If you are interested in more information on the topic, please go to our website where we will have a list of relevant FEG publications. And don't forget to subscribe to our event communications at so they don't miss the next episode. Please keep in mind that this information is intended to be general education that needs to be framed within the unique risk and return objectives of each client. Therefore, nobody should consider these FEG recommendations. This podcast was prepared by FEG. Neither the information nor any opinion expressed in this podcast constitutes an offer or an invitation to make an offer to buy or sell any securities. The views or opinions expressed by guest speakers are solely their own and do not necessarily represent the views or opinions of FEG.

This was prepared by FEG (also known as Fund Evaluation Group, LLC), a federally registered investment adviser under the Investment Advisers Act of 1940, as amended, providing non-discretionary and discretionary investment advice to its clients on an individual basis. Registration as an investment adviser does not imply a certain level of skill or training. The oral and written communications of an adviser provide you with information about which you determine to hire or retain an adviser. Fund Evaluation Group, LLC, Form ADV Part 2A & 2B can be obtained by written request directly to: Fund Evaluation Group, LLC, 201 East Fifth Street, Suite 1600, Cincinnati, OH 45202, Attention: Compliance Department.
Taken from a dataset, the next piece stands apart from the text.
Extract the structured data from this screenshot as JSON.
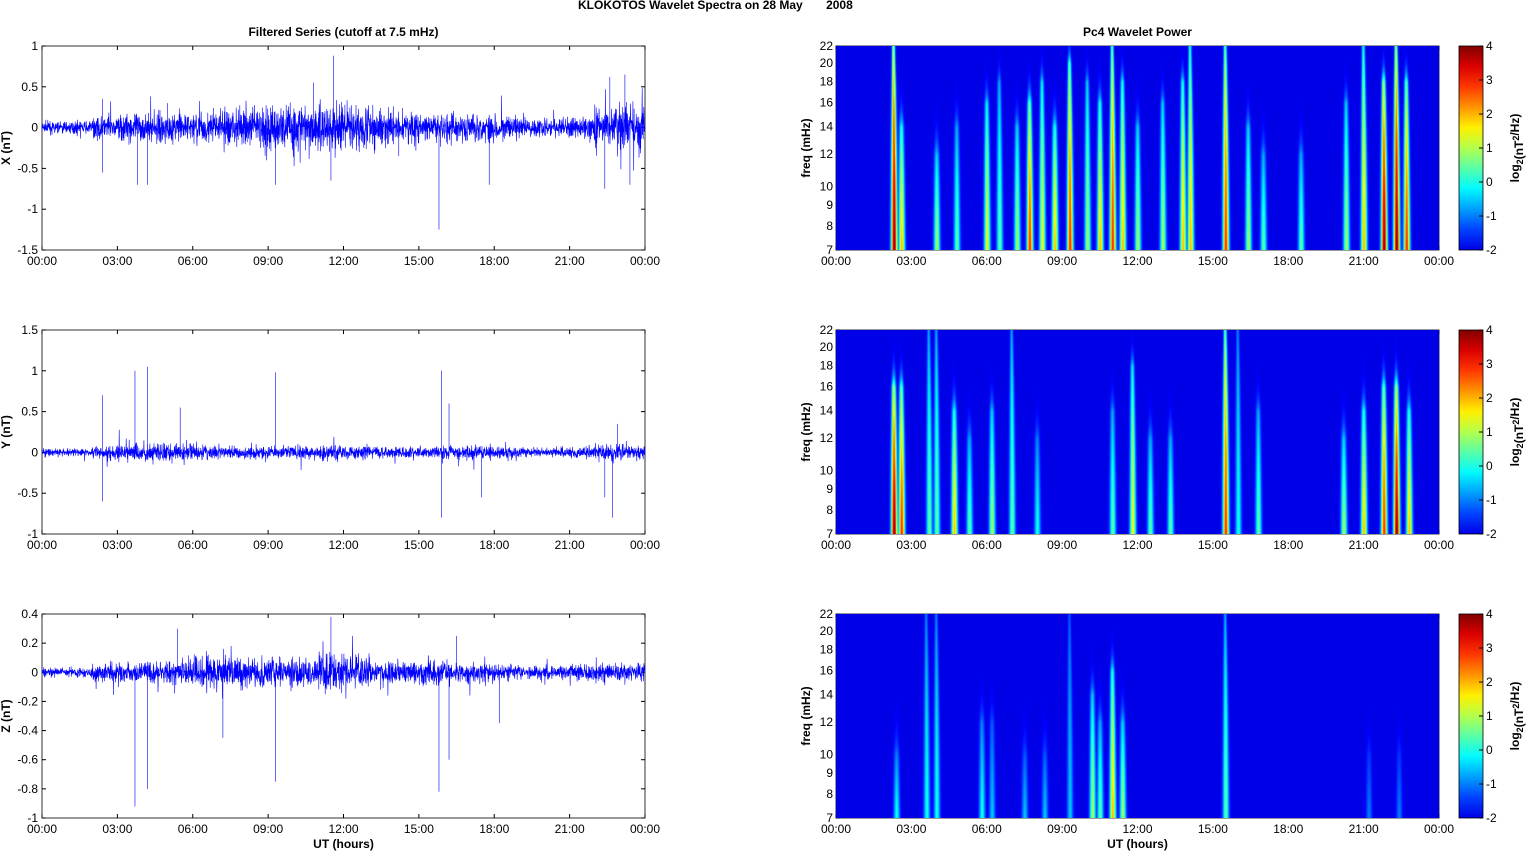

Neither the information nor any opinion expressed constitutes an offer, or an invitation to make an offer, to buy or sell any securities. The information herein was obtained from various sources. FEG does not guarantee the accuracy or completeness of such information provided by third parties. The information is given as of the date indicated and believed to be reliable. FEG assumes no obligation to update this information, or to advise on further developments relating to it. Past performance is not an indicator or guarantee of future results. Diversification or Asset Allocation does not assure or guarantee better performance and cannot eliminate the risk of investment loss. The views or opinions expressed by guest speakers are solely their own and do not represent the views or opinions of Fund Evaluation Group, LLC.


Join other institutional investors receiving FEG’s updates, including market perspectives, white papers,
podcast episodes, and event invitations.


Subscribe Now